Osiel Cardenas Guillen, the head of the Gulf cartel, recently pleaded guilty in a US court. He got 25 years. These were his last words...
"I apologize to my country, Mexico, to the United States of America, my family, to my wife especially, my children, for all the mistakes I made. I feel that this time that I have spent in jail, I have reflected and I've realized the so ill behavior that I was maintaining, and truthfully, I am remorseful.I also apologize to all of the people that I hurt directly and indirectly. That's all, your honor."
Seriously, that's all? This guy, a man who murdered or ordered the murder of maybe thousands and sent thousands of others off to jail because they worked for him, is "remorseful"? This guy, who once threatened an FBI and DEA agent (‘You fucking gringos. This is my town, so get the fuck out of here before I kill you,’ he told them in Matamoros)? This guy, who has a stone cold killer's look that is so deep in his eyes that it appears his soul has completely disappeared?
I believe anyone has the right to repent and go good. I also believe that drug traffickers are not inherently bad people. (Although they certainly have a bad way of conducting business.) They are businesspeople, struggling to survive in a brutal world where laws don't apply.
I guess what I'm saying is that I'd have preferred a more honest admission of guilt from Cardenas Guillen. When the US judge shamed him by mentioning children, pregnant women and other innocents the narco has employed and effectively sentenced to a life behind bars or worse, I would have preferred he say: "Look, your honor, with all due respect, you and I live in two different worlds. In my world, we survive by fear, killing and exploitation. This is the reality of my world. In your world, you have law and order, meritocracy, and chances to start over. In my world, an apology gets you killed."
I've spoken to several drug trafficker prisoners here in Mexico, and they all expressed a remorse not unlike Cardenas Guillen's. They all admit they've taken the "wrong" path in life. They all express a willingness to go straight once they get out of prison. They all know deep down – and I know, too – that most of them won't, and that they're lying. But their faces can't hide the truth – their anguish, anxiety and conflict is obvious to the point that they appear tortured.
I would have liked to see Cardenas Guillen's face during the sentencing. I doubt it revealed any emotion or reality whatsoever.

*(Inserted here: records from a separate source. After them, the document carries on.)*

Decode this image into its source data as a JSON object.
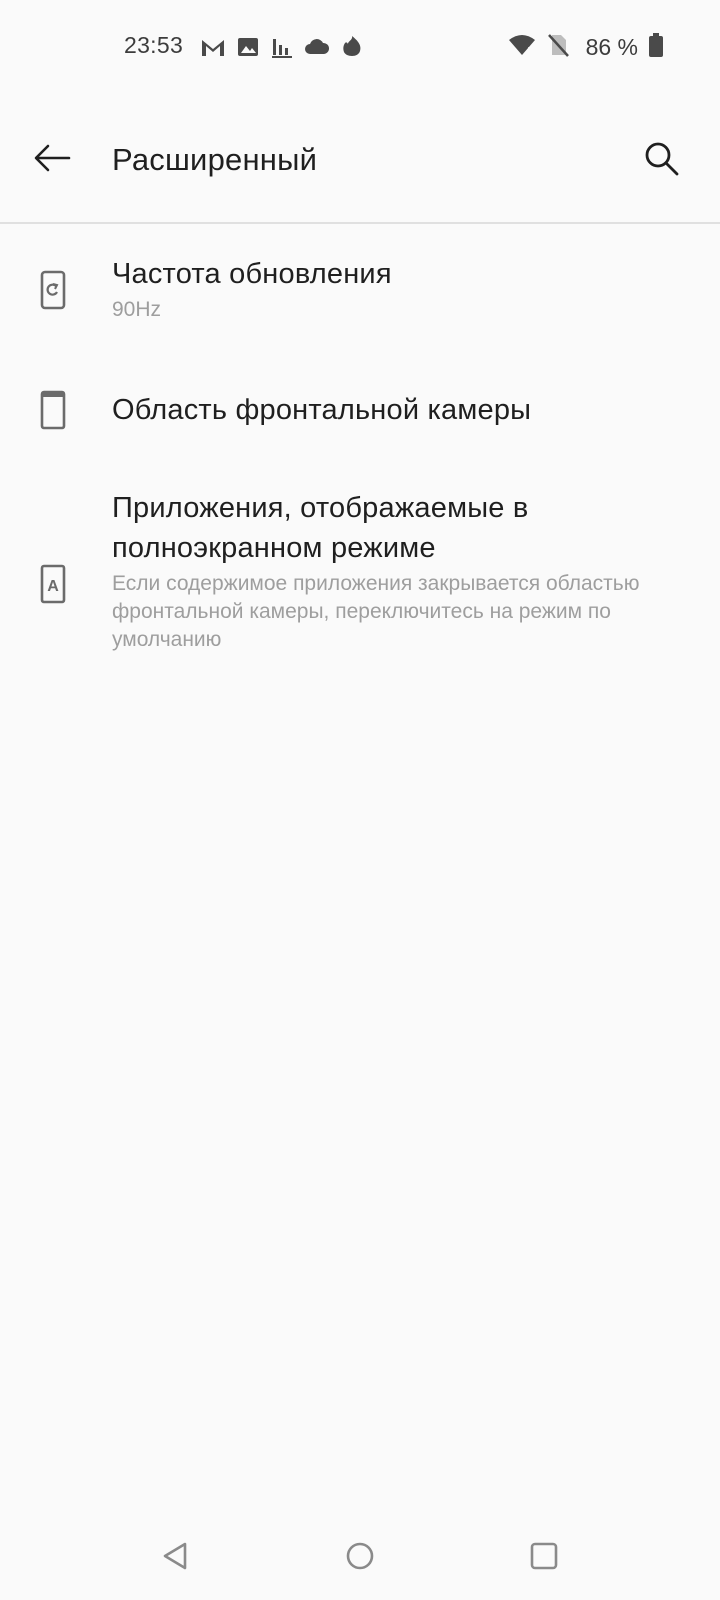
{
  "status_bar": {
    "time": "23:53",
    "notification_icons": [
      "gmail-icon",
      "image-icon",
      "chart-icon",
      "cloud-icon",
      "tinder-flame-icon"
    ],
    "wifi_icon": "wifi-icon",
    "sim_icon": "no-sim-icon",
    "battery_percent": "86 %",
    "battery_icon": "battery-icon"
  },
  "app_bar": {
    "title": "Расширенный",
    "back_icon": "arrow-back-icon",
    "search_icon": "search-icon"
  },
  "settings": [
    {
      "icon": "refresh-rate-icon",
      "title": "Частота обновления",
      "summary": "90Hz"
    },
    {
      "icon": "front-camera-area-icon",
      "title": "Область фронтальной камеры",
      "summary": ""
    },
    {
      "icon": "fullscreen-apps-icon",
      "title": "Приложения, отображаемые в полноэкранном режиме",
      "summary": "Если содержимое приложения закрывается областью фронтальной камеры, переключитесь на режим по умолчанию"
    }
  ],
  "nav_bar": {
    "back_icon": "nav-back-triangle-icon",
    "home_icon": "nav-home-circle-icon",
    "recents_icon": "nav-recents-square-icon"
  },
  "colors": {
    "background": "#fafafa",
    "text_primary": "#1f1f1f",
    "text_secondary": "#9e9e9e",
    "icon": "#5f6368",
    "divider": "#e0e0e0"
  }
}
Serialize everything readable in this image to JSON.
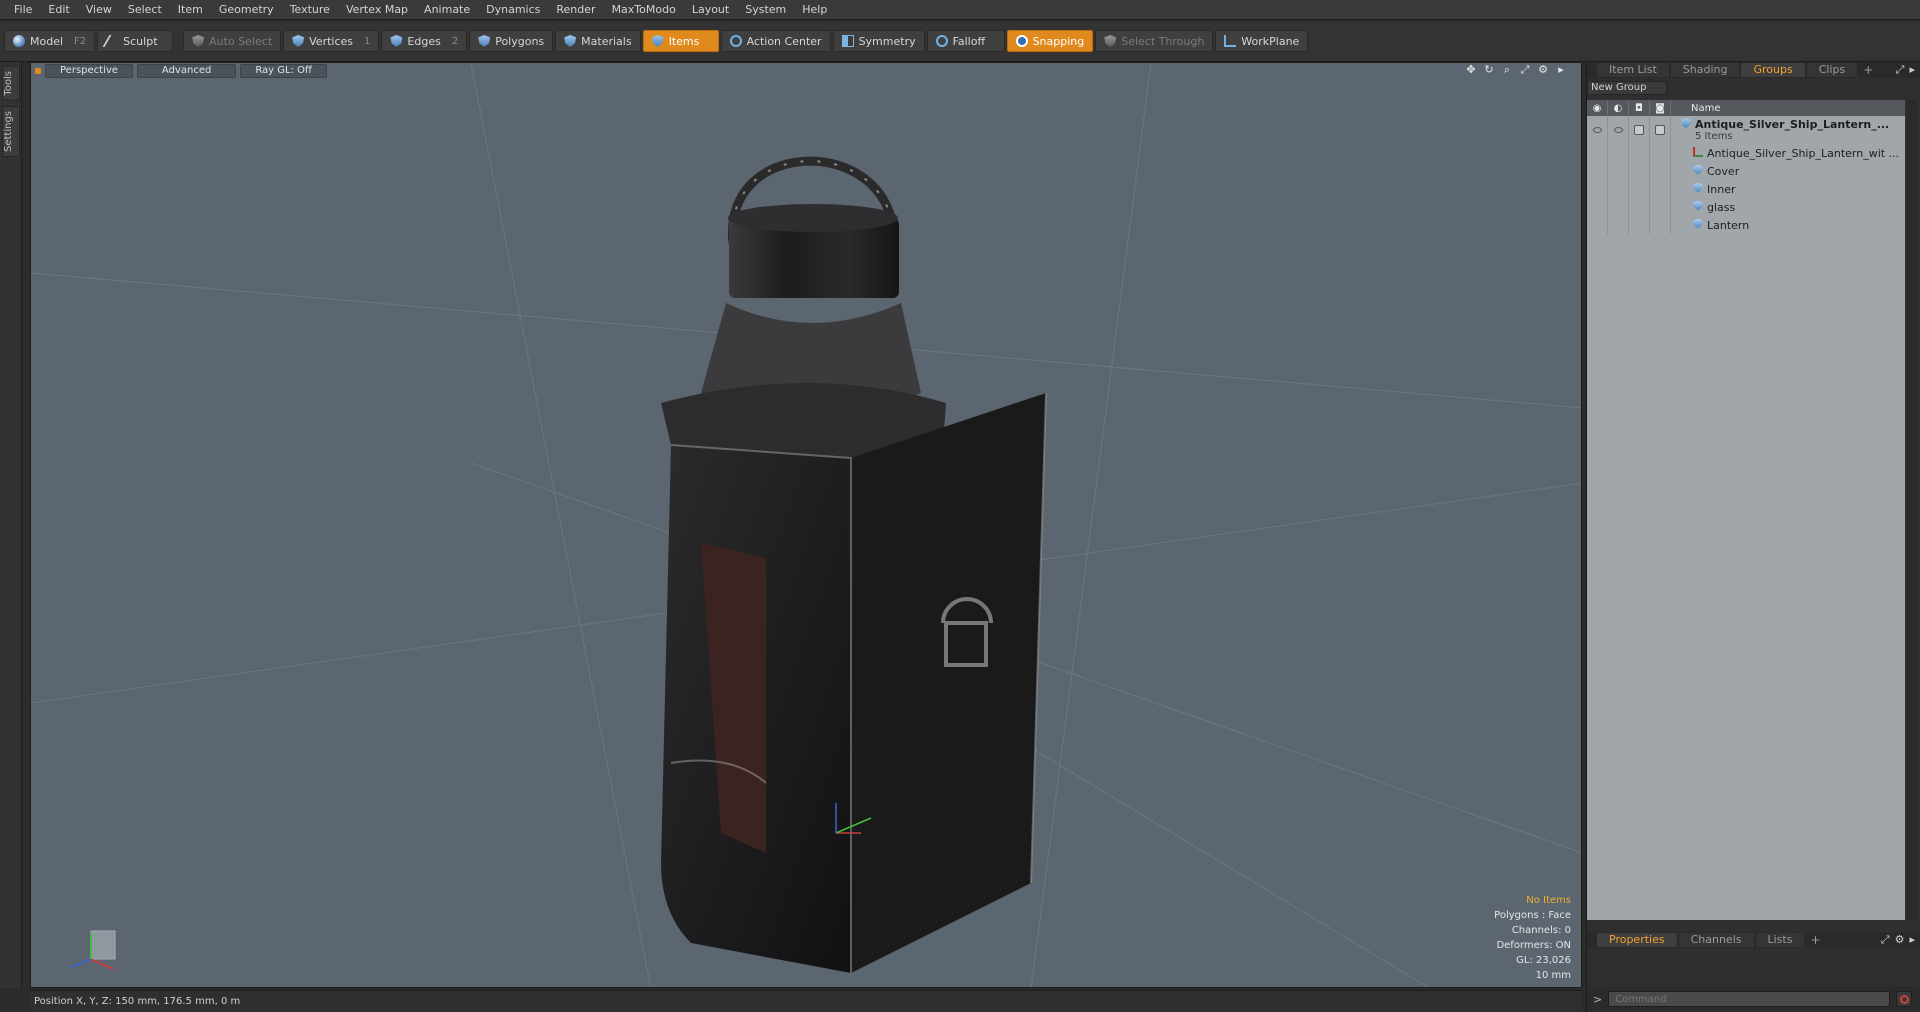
{
  "menu": [
    "File",
    "Edit",
    "View",
    "Select",
    "Item",
    "Geometry",
    "Texture",
    "Vertex Map",
    "Animate",
    "Dynamics",
    "Render",
    "MaxToModo",
    "Layout",
    "System",
    "Help"
  ],
  "toolbar": {
    "model": "Model",
    "model_key": "F2",
    "sculpt": "Sculpt",
    "auto_select": "Auto Select",
    "vertices": "Vertices",
    "vertices_key": "1",
    "edges": "Edges",
    "edges_key": "2",
    "polygons": "Polygons",
    "materials": "Materials",
    "items": "Items",
    "action_center": "Action Center",
    "symmetry": "Symmetry",
    "falloff": "Falloff",
    "snapping": "Snapping",
    "select_through": "Select Through",
    "workplane": "WorkPlane"
  },
  "left_tabs": {
    "tools": "Tools",
    "settings": "Settings"
  },
  "viewport": {
    "perspective": "Perspective",
    "advanced": "Advanced",
    "raygl": "Ray GL: Off",
    "stats": {
      "no_items": "No Items",
      "polygons": "Polygons : Face",
      "channels": "Channels: 0",
      "deformers": "Deformers: ON",
      "gl": "GL: 23,026",
      "unit": "10 mm"
    }
  },
  "status": {
    "position": "Position X, Y, Z:   150 mm, 176.5 mm, 0 m"
  },
  "panel": {
    "tabs": [
      "Item List",
      "Shading",
      "Groups",
      "Clips"
    ],
    "active_tab": "Groups",
    "new_group": "New Group",
    "name_header": "Name",
    "group": {
      "name": "Antique_Silver_Ship_Lantern_...",
      "count": "5 Items",
      "children": [
        "Antique_Silver_Ship_Lantern_wit ...",
        "Cover",
        "Inner",
        "glass",
        "Lantern"
      ]
    },
    "bottom_tabs": [
      "Properties",
      "Channels",
      "Lists"
    ],
    "command_placeholder": "Command"
  },
  "colors": {
    "accent": "#e08a1e",
    "viewport_bg": "#5b6670",
    "highlight_text": "#f0b030"
  }
}
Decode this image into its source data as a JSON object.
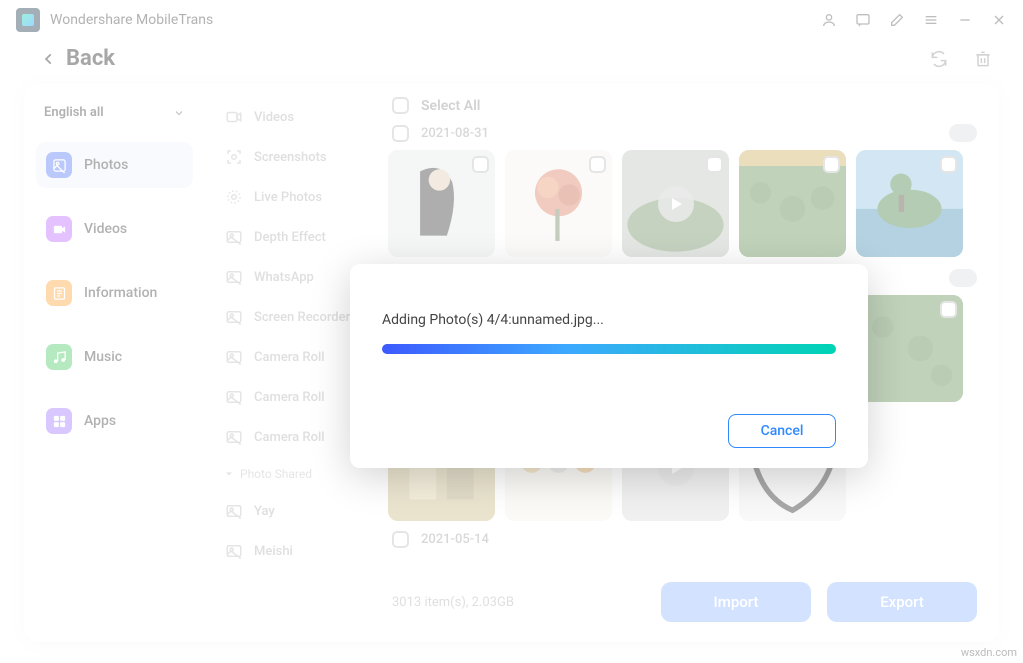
{
  "app": {
    "title": "Wondershare MobileTrans"
  },
  "back": {
    "label": "Back"
  },
  "sidebar": {
    "lang": "English all",
    "items": [
      {
        "label": "Photos"
      },
      {
        "label": "Videos"
      },
      {
        "label": "Information"
      },
      {
        "label": "Music"
      },
      {
        "label": "Apps"
      }
    ]
  },
  "categories": {
    "items": [
      {
        "label": "Videos"
      },
      {
        "label": "Screenshots"
      },
      {
        "label": "Live Photos"
      },
      {
        "label": "Depth Effect"
      },
      {
        "label": "WhatsApp"
      },
      {
        "label": "Screen Recorder"
      },
      {
        "label": "Camera Roll"
      },
      {
        "label": "Camera Roll"
      },
      {
        "label": "Camera Roll"
      }
    ],
    "shared_header": "Photo Shared",
    "shared": [
      {
        "label": "Yay"
      },
      {
        "label": "Meishi"
      }
    ]
  },
  "content": {
    "select_all": "Select All",
    "dates": [
      "2021-08-31",
      "2021-05-14"
    ],
    "stats": "3013 item(s), 2.03GB"
  },
  "buttons": {
    "import": "Import",
    "export": "Export"
  },
  "modal": {
    "text": "Adding Photo(s) 4/4:unnamed.jpg...",
    "cancel": "Cancel"
  },
  "watermark": "wsxdn.com"
}
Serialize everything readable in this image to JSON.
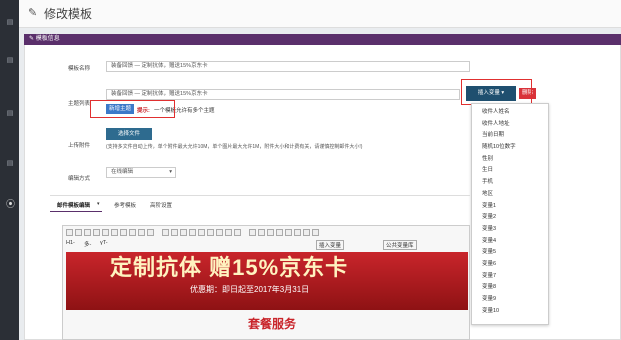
{
  "page": {
    "title": "修改模板"
  },
  "panel": {
    "title": "模板信息"
  },
  "form": {
    "name_label": "模板名称",
    "name_value": "装备回馈 — 定制抗体，赠送15%京东卡",
    "subject_label": "主题列表",
    "subject_value": "装备回馈 — 定制抗体，赠送15%京东卡",
    "add_subject_btn": "新增主题",
    "hint_prefix": "提示:",
    "hint_text": "一个模板允许有多个主题",
    "insert_var_btn": "插入变量",
    "delete_btn": "删除",
    "attach_label": "上传附件",
    "select_file_btn": "选择文件",
    "attach_note": "(支持多文件自动上传，单个附件最大允许10M，单个图片最大允许1M，附件大小和计费有关，请谨慎控制邮件大小!)",
    "edit_mode_label": "编辑方式",
    "edit_mode_value": "在线编辑"
  },
  "variables": [
    "收件人姓名",
    "收件人地址",
    "当前日期",
    "随机10位数字",
    "性别",
    "生日",
    "手机",
    "地区",
    "变量1",
    "变量2",
    "变量3",
    "变量4",
    "变量5",
    "变量6",
    "变量7",
    "变量8",
    "变量9",
    "变量10"
  ],
  "tabs": [
    "邮件模板编辑",
    "参考模板",
    "高阶设置"
  ],
  "toolbar": {
    "heading": "H1-",
    "font": "多-",
    "size": "γT-",
    "insert_var": "插入变量",
    "private_var": "公共变量库"
  },
  "banner": {
    "headline": "定制抗体  赠15%京东卡",
    "sub": "优惠期：即日起至2017年3月31日",
    "section": "套餐服务"
  }
}
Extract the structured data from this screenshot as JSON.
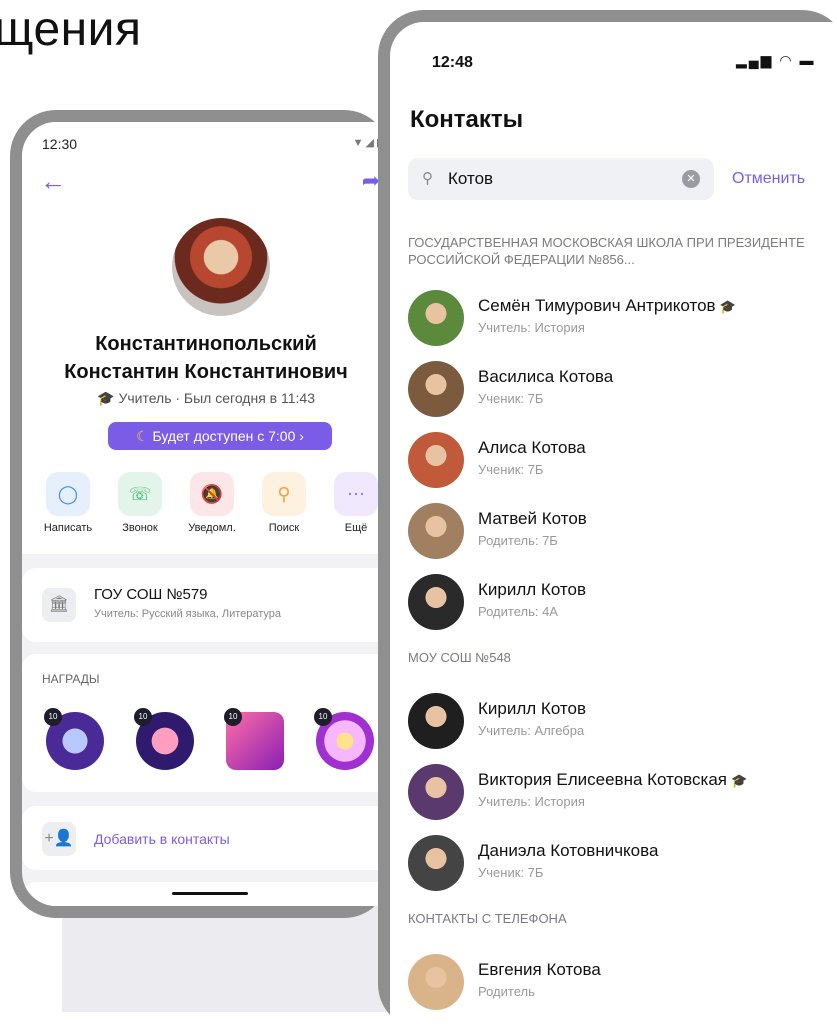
{
  "heading": "щения",
  "left_phone": {
    "status_time": "12:30",
    "status_icons": "▼◢▮",
    "name_line1": "Константинопольский",
    "name_line2": "Константин Константинович",
    "role": "Учитель · Был сегодня в 11:43",
    "availability": "Будет доступен с 7:00",
    "actions": [
      {
        "label": "Написать",
        "icon": "message-icon",
        "color": "#3a8be8"
      },
      {
        "label": "Звонок",
        "icon": "phone-icon",
        "color": "#34b36a"
      },
      {
        "label": "Уведомл.",
        "icon": "bell-off-icon",
        "color": "#e5484d"
      },
      {
        "label": "Поиск",
        "icon": "search-icon",
        "color": "#f2a23a"
      },
      {
        "label": "Ещё",
        "icon": "more-icon",
        "color": "#9b6cf0"
      }
    ],
    "school": {
      "name": "ГОУ СОШ №579",
      "subtitle": "Учитель: Русский языка, Литература"
    },
    "awards_title": "НАГРАДЫ",
    "awards": [
      {
        "count": "10"
      },
      {
        "count": "10"
      },
      {
        "count": "10"
      },
      {
        "count": "10"
      }
    ],
    "add_contact": "Добавить в контакты"
  },
  "right_phone": {
    "status_time": "12:48",
    "title": "Контакты",
    "search_value": "Котов",
    "cancel_label": "Отменить",
    "sections": [
      {
        "title": "ГОСУДАРСТВЕННАЯ МОСКОВСКАЯ ШКОЛА ПРИ ПРЕЗИДЕНТЕ РОССИЙСКОЙ ФЕДЕРАЦИИ №856...",
        "contacts": [
          {
            "name": "Семён Тимурович Антрикотов",
            "role": "Учитель: История",
            "verified": true
          },
          {
            "name": "Василиса Котова",
            "role": "Ученик: 7Б",
            "verified": false
          },
          {
            "name": "Алиса Котова",
            "role": "Ученик: 7Б",
            "verified": false
          },
          {
            "name": "Матвей Котов",
            "role": "Родитель: 7Б",
            "verified": false
          },
          {
            "name": "Кирилл Котов",
            "role": "Родитель: 4А",
            "verified": false
          }
        ]
      },
      {
        "title": "МОУ СОШ №548",
        "contacts": [
          {
            "name": "Кирилл Котов",
            "role": "Учитель: Алгебра",
            "verified": false
          },
          {
            "name": "Виктория Елисеевна Котовская",
            "role": "Учитель: История",
            "verified": true
          },
          {
            "name": "Даниэла Котовничкова",
            "role": "Ученик: 7Б",
            "verified": false
          }
        ]
      },
      {
        "title": "КОНТАКТЫ С ТЕЛЕФОНА",
        "contacts": [
          {
            "name": "Евгения Котова",
            "role": "Родитель",
            "verified": false
          }
        ]
      }
    ]
  }
}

PS - In the transcript of the sentencing, the judge makes an interesting freudian slip. Instead of saying "God judges you," she says "Judge judges [you]." Mistaking yourself for god now, are you?